Source: FSSPX News

The Church abandons paper. Make way for the universal, connected and “tamper-proof” “celebret.” Bishops already have them. By the end of 2023, all French priests and deacons, “i.e. approximately between 17,000 and 18,000 ordained ministers” will have in their pocket a laminated identity document in a credit card-sized format.

As already provided for in canon law, the latter must identify themselves when they leave their diocese, in shrines, at the entrance to churches, or during major events such as World Youth Day (WYD).

The Celebret

Issued by a bishop or the superior of a religious community, this document attests to the ability “of a priest to celebrate the sacraments: Mass, baptism, confession, marriage, extreme unction, and to preach,” explains Msgr. Alexandre Joly, Bishop of Troyes and vice-president of the bishops’ conference of France (CEF). It specifies whether the priest can supervise groups of young people or be left alone with a minor even in visible space.

The celebret may be requested during a trip outside the diocese, in France or abroad, in shrines or parishes, or on major events such as World Youth Days (WYD), to provide proof that a priest is in good standing to give the sacraments, and is subject to no restriction impeding his sacramental faculties.

A Dematerialized Celebret

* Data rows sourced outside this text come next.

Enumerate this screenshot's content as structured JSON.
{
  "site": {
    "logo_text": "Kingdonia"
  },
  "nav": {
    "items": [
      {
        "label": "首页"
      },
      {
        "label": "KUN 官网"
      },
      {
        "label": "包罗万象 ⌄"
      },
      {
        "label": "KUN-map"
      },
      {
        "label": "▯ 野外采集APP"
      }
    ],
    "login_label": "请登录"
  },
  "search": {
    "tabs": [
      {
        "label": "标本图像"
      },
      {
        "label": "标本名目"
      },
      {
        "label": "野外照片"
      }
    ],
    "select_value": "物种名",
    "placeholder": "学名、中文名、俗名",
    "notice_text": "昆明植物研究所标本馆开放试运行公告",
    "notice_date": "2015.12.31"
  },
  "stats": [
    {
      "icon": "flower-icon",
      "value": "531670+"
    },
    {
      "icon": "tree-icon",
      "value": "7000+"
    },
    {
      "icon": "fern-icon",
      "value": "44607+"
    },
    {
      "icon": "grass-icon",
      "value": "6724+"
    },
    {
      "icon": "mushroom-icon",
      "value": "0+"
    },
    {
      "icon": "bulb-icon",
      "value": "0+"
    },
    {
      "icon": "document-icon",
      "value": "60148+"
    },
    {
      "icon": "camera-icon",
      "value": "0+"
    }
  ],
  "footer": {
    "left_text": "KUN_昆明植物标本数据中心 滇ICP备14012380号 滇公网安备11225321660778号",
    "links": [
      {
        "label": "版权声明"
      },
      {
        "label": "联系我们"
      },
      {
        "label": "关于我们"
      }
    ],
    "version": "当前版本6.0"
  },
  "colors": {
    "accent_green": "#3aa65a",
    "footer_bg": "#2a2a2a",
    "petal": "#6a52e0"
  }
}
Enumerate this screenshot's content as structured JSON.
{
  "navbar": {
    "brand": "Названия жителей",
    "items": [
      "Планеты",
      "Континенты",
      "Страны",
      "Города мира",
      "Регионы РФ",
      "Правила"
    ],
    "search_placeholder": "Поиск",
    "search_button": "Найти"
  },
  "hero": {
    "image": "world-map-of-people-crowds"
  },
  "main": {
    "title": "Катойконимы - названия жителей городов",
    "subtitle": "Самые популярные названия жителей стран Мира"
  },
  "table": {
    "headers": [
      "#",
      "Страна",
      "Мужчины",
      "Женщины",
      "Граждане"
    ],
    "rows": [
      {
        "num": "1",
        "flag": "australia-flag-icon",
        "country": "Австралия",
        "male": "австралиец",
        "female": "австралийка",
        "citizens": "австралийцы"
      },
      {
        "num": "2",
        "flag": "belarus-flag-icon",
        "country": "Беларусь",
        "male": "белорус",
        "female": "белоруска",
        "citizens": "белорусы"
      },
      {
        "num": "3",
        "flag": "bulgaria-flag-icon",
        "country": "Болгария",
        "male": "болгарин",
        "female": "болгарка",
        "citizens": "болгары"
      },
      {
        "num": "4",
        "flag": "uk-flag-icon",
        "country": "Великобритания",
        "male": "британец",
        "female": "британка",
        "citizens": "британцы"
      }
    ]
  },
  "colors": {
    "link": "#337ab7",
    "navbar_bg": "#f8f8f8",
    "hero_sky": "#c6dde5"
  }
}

A decision made by the bishops gathered in a Plenary Assembly in November 2021, the creation of a national model contributes to the homogenization of the document between the dioceses and religious communities, as well as providing a means of updating authorizations and restrictions in real time. It aims at preventing impostors (false priests or deacons) from continuing to act to the detriment of the faithful and the sacraments, by creating false celebrets.

Concretely, it is a personal identification card, of a format identical to the new identity cards, which gives access to the celebret via a QR code snapped with a smartphone. This card has no validity limit, except in the event of a change of place of incardination. The following information appears on the card: a photo; incardination information; the priest’s first name, surname, date and place of birth; and information about his ordination.

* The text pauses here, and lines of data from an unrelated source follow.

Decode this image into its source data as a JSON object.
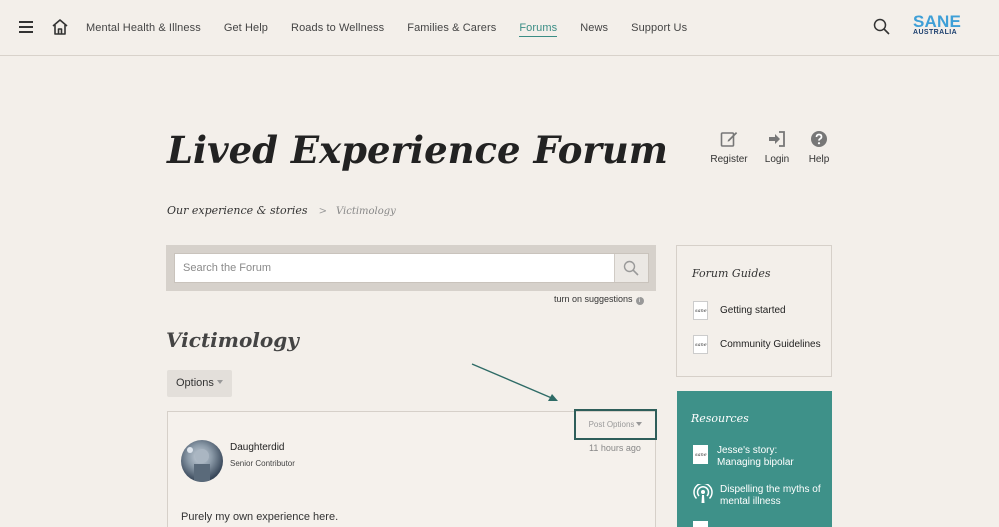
{
  "nav": {
    "items": [
      "Mental Health & Illness",
      "Get Help",
      "Roads to Wellness",
      "Families & Carers",
      "Forums",
      "News",
      "Support Us"
    ],
    "active": "Forums"
  },
  "logo": {
    "line1": "SANE",
    "line2": "AUSTRALIA"
  },
  "page": {
    "title": "Lived Experience Forum",
    "actions": {
      "register": "Register",
      "login": "Login",
      "help": "Help"
    },
    "breadcrumb": {
      "parent": "Our experience & stories",
      "separator": ">",
      "current": "Victimology"
    }
  },
  "search": {
    "placeholder": "Search the Forum",
    "suggestions_label": "turn on suggestions",
    "info": "i"
  },
  "board": {
    "title": "Victimology",
    "options_label": "Options"
  },
  "post": {
    "options_label": "Post Options",
    "author": "Daughterdid",
    "rank": "Senior Contributor",
    "time": "11 hours ago",
    "body": "Purely my own experience here."
  },
  "sidebar": {
    "guides": {
      "title": "Forum Guides",
      "doc_icon_text": "sane",
      "items": [
        "Getting started",
        "Community Guidelines"
      ]
    },
    "resources": {
      "title": "Resources",
      "items": [
        {
          "line1": "Jesse's story:",
          "line2": "Managing bipolar"
        },
        {
          "line1": "Dispelling the myths of",
          "line2": "mental illness"
        }
      ]
    }
  },
  "colors": {
    "accent": "#3a8d85",
    "resources_bg": "#3e9189",
    "page_bg": "#f3efea",
    "logo_blue": "#3e9fd7",
    "logo_navy": "#1c3f6e"
  }
}
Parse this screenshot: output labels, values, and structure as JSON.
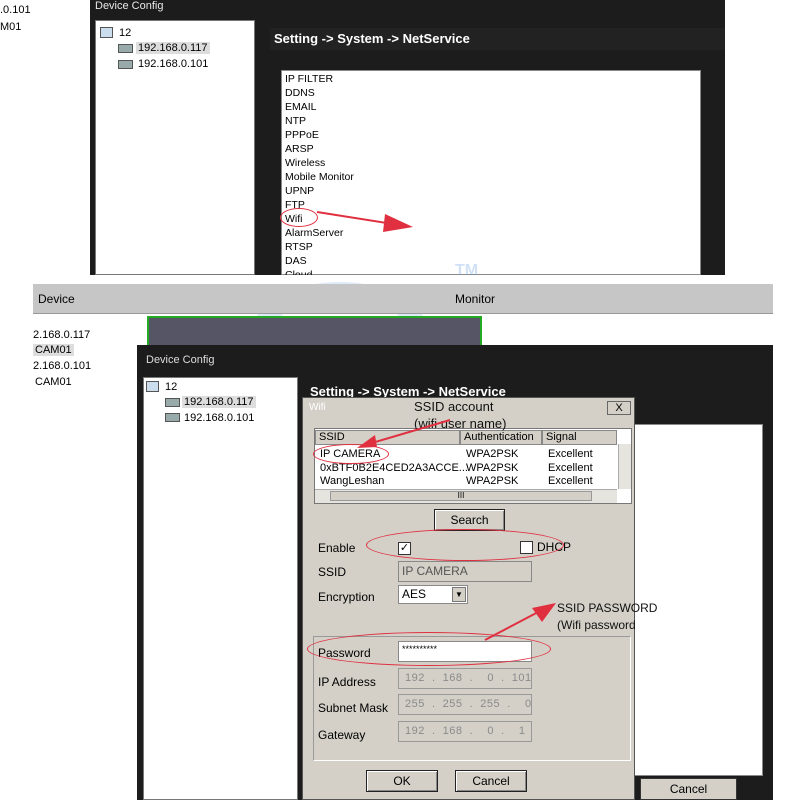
{
  "top": {
    "left_fragments": [
      ".0.101",
      "M01"
    ],
    "window_title": "Device Config",
    "tree_root": "12",
    "tree_items": [
      "192.168.0.117",
      "192.168.0.101"
    ],
    "breadcrumb": "Setting -> System -> NetService",
    "services": [
      "IP FILTER",
      "DDNS",
      "EMAIL",
      "NTP",
      "PPPoE",
      "ARSP",
      "Wireless",
      "Mobile Monitor",
      "UPNP",
      "FTP",
      "Wifi",
      "AlarmServer",
      "RTSP",
      "DAS",
      "Cloud"
    ]
  },
  "bottom": {
    "header_device": "Device",
    "header_monitor": "Monitor",
    "left_items": [
      "2.168.0.117",
      "CAM01",
      "2.168.0.101",
      "CAM01"
    ],
    "window_title": "Device Config",
    "tree_root": "12",
    "tree_items": [
      "192.168.0.117",
      "192.168.0.101"
    ],
    "breadcrumb": "Setting -> System -> NetService",
    "cancel_label": "Cancel"
  },
  "wifi": {
    "title": "Wifi",
    "close_label": "X",
    "columns": [
      "SSID",
      "Authentication",
      "Signal"
    ],
    "networks": [
      {
        "ssid": "IP CAMERA",
        "auth": "WPA2PSK",
        "signal": "Excellent"
      },
      {
        "ssid": "0xBTF0B2E4CED2A3ACCE...",
        "auth": "WPA2PSK",
        "signal": "Excellent"
      },
      {
        "ssid": "WangLeshan",
        "auth": "WPA2PSK",
        "signal": "Excellent"
      }
    ],
    "scroll_grip": "III",
    "search_label": "Search",
    "enable_label": "Enable",
    "enable_checked": "✓",
    "dhcp_label": "DHCP",
    "ssid_label": "SSID",
    "ssid_value": "IP CAMERA",
    "encryption_label": "Encryption",
    "encryption_value": "AES",
    "password_label": "Password",
    "password_value": "**********",
    "ip_label": "IP Address",
    "ip_value": "192  .  168  .    0  .  101",
    "mask_label": "Subnet Mask",
    "mask_value": "255  .  255  .  255  .    0",
    "gateway_label": "Gateway",
    "gateway_value": "192  .  168  .    0  .    1",
    "ok_label": "OK",
    "cancel_label": "Cancel"
  },
  "annotations": {
    "ssid_title": "SSID account",
    "ssid_sub": "(wifi user name)",
    "pwd_title": "SSID PASSWORD",
    "pwd_sub": "(Wifi password",
    "accent": "#e03040"
  },
  "watermark": "TM"
}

It also includes a unique personal identifier (ID), and a QR code. From now on, people welcoming “priests, rectors or sacristans,” will be able to check the status of a priest by snapping the QR code printed on the document. This link goes to a “personnel” page listed in a national electronic directory.

Bishops should ensure that the information is updated annually or “as soon as a sanction or limitation is pronounced.” The pages are displayed in three colors. Green (no limitations), orange (limitations), or red (no celebrating). If orange appears, the detail can be displayed, via a confidential code sent to the priest holding the card. If he refuses to open access to his space: “He will not be able to celebrate anything at all,” warns Msgr. Joly.

The Bishop of Troyes recognizes that it is a “change of culture in the Church” in terms of control. With the old fashioned paper celebrets is was possible to commit identity fraud and “negligence” –  “It did happen.” The new procedure “will take five seconds and it will become as natural as presenting your healthcare card,” underlines Ambroise Laurent, deputy secretary of the CEF.